Investing.com – The dollar remained broadly lower against the other major currencies on Wednesday, after the release of disappointing U.S. data and as uncertainty over the future path of U.S. interest rates weighed.
The Institute of Supply Management reported on Wednesday that U.S. service sector activity increased slightly less than expected in August.
The greenback was already under pressure since Federal Reserve official Lael Brainard said on Tuesday that the central bank should delay raising interest rates until it is confident inflation that is now “well short” of target will rebound.
Safe-haven demand had strengthened earlier, after a North Korean diplomat on Tuesday warned that his country was ready to send “more gift packages” to the U.S.
The threat came after the rogue regime conducted its sixth and largest ever nuclear test on Sunday, prompting U.S. Defense Secretary James Mattis to say that any threat to the U.S. or its allies would be met with a “massive military response”.
Earlier Wednesday, the Australian Bureau of Statistics reported on Wednesday that the country’s gross domestic product expanded by 0.8% in the second quarter, below expectations for an expansion of 0.9%.
Year-on-year, the Australian economy grew 1.8% in the last quarter, disappointing expectations for an expansion of 1.9%.
Meanwhile, USD/CAD tumbled 1.44% to a 27-month low of 1.2198 after the Bank of Canada raised interest rates to 1.0% from 0.75%, saying that growth in the country’s economy is becoming more broad-based and self-sustaining.
At the same time, Statistics Canada reported that the trade deficit narrowed to C$3.04 billion in July from a revised C$3.76 billion in June.

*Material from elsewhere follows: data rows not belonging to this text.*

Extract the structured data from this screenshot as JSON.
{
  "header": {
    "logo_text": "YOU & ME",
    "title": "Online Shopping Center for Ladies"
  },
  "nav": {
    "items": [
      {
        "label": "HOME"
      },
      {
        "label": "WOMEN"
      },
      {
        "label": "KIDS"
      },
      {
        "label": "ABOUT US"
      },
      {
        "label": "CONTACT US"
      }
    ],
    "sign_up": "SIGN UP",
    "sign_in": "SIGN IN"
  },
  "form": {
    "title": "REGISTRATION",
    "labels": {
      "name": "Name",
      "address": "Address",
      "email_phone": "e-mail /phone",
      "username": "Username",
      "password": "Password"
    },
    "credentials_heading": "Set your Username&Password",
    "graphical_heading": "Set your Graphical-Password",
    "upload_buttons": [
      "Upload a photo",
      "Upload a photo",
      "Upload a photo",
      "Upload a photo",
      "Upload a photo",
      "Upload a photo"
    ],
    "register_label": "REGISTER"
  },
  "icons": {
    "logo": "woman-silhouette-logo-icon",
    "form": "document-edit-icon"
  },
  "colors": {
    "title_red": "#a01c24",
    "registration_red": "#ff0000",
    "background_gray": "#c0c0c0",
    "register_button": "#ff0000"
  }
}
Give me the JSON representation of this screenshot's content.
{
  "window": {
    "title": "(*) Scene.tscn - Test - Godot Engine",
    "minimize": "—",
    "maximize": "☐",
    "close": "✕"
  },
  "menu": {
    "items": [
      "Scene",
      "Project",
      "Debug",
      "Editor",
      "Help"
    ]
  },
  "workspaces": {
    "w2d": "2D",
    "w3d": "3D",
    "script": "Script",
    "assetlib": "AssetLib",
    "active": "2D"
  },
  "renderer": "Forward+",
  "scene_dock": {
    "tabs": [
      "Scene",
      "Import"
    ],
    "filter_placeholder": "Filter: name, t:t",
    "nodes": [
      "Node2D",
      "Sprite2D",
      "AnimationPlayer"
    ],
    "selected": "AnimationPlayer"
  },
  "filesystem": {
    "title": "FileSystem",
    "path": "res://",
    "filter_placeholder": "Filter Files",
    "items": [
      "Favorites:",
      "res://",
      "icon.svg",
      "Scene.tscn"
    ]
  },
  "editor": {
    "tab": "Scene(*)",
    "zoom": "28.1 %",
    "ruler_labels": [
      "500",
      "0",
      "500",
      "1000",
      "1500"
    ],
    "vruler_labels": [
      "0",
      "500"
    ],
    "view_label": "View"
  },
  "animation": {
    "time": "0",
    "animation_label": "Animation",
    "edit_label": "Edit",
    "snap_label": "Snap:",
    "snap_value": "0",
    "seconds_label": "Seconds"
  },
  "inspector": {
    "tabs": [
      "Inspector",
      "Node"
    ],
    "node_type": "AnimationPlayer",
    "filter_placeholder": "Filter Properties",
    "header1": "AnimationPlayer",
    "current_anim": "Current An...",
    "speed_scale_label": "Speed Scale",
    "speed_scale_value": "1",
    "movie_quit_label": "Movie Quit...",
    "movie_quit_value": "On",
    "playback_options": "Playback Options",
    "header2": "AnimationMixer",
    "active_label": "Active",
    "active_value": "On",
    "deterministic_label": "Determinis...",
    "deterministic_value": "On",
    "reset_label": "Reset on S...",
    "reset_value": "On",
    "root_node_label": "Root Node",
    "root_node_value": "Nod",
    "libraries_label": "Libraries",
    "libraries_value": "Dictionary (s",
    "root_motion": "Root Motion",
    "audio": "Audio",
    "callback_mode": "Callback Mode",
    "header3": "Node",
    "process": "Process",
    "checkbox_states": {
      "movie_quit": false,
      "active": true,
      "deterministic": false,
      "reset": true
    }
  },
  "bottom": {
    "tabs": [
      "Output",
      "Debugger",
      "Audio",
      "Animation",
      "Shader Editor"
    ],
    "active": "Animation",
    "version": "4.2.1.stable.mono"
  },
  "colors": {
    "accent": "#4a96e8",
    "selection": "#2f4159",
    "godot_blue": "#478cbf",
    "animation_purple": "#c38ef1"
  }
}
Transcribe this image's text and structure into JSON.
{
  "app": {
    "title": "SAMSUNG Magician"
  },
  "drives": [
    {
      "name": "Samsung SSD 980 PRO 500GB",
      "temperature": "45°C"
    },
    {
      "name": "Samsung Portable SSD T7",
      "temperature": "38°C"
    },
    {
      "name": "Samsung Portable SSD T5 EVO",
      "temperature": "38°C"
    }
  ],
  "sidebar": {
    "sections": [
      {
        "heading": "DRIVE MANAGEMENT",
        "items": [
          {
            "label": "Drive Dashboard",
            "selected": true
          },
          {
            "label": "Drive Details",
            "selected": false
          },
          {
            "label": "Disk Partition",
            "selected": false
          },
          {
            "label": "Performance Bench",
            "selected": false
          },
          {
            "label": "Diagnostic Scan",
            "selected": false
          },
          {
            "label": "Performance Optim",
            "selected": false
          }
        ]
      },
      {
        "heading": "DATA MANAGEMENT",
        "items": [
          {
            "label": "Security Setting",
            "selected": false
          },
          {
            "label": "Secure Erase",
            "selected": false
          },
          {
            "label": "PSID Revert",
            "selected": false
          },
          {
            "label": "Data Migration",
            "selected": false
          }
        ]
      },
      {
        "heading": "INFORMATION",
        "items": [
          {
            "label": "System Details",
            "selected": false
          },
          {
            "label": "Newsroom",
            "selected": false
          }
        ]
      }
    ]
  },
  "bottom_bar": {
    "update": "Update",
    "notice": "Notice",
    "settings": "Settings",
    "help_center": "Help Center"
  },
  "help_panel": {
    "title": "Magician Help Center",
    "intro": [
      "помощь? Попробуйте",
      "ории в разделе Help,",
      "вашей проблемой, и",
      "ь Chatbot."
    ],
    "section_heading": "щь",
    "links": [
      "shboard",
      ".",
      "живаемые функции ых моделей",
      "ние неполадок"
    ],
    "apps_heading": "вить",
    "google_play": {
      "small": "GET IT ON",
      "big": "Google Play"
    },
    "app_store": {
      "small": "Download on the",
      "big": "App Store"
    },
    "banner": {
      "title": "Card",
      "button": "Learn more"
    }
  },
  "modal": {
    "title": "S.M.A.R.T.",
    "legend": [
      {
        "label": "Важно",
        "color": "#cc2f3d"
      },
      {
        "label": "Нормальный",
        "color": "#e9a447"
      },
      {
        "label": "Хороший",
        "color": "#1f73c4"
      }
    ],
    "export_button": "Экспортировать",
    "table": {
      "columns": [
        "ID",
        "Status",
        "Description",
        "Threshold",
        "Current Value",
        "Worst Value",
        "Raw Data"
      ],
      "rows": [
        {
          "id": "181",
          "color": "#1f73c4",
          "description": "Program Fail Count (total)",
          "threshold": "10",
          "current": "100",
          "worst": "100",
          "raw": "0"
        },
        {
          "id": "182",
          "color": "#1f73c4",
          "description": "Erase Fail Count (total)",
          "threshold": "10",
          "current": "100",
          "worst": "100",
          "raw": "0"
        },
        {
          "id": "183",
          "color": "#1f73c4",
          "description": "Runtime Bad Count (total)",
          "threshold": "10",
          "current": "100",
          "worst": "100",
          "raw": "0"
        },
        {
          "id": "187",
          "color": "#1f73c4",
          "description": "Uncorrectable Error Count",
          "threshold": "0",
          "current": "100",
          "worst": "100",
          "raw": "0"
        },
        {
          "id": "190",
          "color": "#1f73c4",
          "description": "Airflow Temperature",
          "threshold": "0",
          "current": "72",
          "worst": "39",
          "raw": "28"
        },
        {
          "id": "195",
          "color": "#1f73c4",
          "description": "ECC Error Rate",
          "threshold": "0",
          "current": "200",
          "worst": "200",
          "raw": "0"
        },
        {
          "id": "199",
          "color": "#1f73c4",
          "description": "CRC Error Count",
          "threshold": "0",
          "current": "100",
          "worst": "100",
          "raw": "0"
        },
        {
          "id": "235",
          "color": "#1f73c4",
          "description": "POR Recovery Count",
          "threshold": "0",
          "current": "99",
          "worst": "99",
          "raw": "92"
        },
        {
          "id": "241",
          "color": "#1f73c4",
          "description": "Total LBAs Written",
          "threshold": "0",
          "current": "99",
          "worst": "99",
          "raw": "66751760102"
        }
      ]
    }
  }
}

Analysts had expected the trade deficit to hit C$3.10 billion in July.
The U.S. dollar index, which measures the greenback’s strength against a trade-weighted basket of six major currencies, was down 0.15% at 92.14 by 05:20 a.m. ET (09:20 GMT).